ARLINGTON, VIRGINIA, U.S. — The U.S. Wheat Associates was created 40 years ago on Jan. 12, 1980, with the merge of Great Plains Wheat and Western Wheat Associates to create trade opportunities for U.S. wheat. The association is commemorating the 40th anniversary with a new campaign to recognize and celebrate the people who produce the wheat and their partnerships with the U.S. Department of Agriculture (USDA), wheat buyers and wheat food processors around the world.
“This anniversary is a platform for us to reinforce our authentic story — that behind the world’s most reliable supply of wheat are the world’s most dependable people,” said Steve Mercer, vice-president of communications at USW. “In online media, new marketing materials and face-to-face with overseas wheat buyers, we are going to talk about the legacy of commitment from farmers and the important partnerships that are a unique and differential part of importing U.S. wheat.”

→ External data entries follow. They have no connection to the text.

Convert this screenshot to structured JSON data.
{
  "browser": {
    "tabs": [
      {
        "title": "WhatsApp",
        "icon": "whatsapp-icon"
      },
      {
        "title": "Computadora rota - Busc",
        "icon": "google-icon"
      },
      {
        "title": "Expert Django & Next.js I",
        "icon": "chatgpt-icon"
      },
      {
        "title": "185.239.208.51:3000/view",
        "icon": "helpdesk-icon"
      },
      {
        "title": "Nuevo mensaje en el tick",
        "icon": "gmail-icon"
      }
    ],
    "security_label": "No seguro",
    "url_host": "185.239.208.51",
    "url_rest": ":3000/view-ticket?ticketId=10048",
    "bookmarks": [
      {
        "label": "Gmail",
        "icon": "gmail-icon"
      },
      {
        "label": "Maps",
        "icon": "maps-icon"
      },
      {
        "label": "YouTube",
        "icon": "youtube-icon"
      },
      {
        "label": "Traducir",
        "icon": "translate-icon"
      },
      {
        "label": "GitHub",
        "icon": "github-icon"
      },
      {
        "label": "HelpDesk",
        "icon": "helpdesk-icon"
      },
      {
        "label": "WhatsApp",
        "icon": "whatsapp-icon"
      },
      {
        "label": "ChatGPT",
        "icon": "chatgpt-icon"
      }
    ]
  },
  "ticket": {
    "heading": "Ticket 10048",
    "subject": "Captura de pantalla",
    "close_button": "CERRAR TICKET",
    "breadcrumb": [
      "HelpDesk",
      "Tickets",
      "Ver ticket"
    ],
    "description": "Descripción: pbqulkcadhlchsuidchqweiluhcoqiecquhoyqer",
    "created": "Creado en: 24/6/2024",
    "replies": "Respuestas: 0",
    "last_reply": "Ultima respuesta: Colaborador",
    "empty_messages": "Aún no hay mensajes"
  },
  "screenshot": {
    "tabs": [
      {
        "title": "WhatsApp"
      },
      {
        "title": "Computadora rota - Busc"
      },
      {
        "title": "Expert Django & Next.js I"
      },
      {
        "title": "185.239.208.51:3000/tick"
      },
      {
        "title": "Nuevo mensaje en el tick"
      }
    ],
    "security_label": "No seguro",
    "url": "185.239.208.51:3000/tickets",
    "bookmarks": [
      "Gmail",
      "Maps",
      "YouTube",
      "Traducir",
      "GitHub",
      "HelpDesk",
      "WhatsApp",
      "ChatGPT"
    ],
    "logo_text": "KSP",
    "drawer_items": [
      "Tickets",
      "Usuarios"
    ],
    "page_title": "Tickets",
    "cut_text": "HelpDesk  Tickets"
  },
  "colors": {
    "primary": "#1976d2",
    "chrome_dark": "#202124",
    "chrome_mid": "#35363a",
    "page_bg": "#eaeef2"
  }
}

The primary component of the USW campaign is a new landing page on https://www.uswheat.org/ titled “Our Story.” The page includes historical background, and profiles of U.S. wheat farm families and overseas customers. The campaign also features a new video that defines the value created by farmers, the U.S. wheat export supply system and the service the USW organization offers to flour millers and wheat food processors around the world.
“Many of the millers and bakeries USW works with overseas are also family-owned and going through the same generational changes as U.S. farm families,” Mercer said. “That is one reason why we will emphasize past and present connections between our farmers and customers in those stories, through our Wheat Letter blog and in Facebook and Twitter posts as we continue to update content throughout 2020.”
USW’s mission is to “develop, maintain, and expand international markets to enhance wheat’s profitability for U.S. wheat producers and its value for their customers.” USW activities in more than 100 countries are funded through producer checkoff dollars managed by 17 state wheat commissions and cost-share funding provided by the USDA’s Foreign Agricultural Service.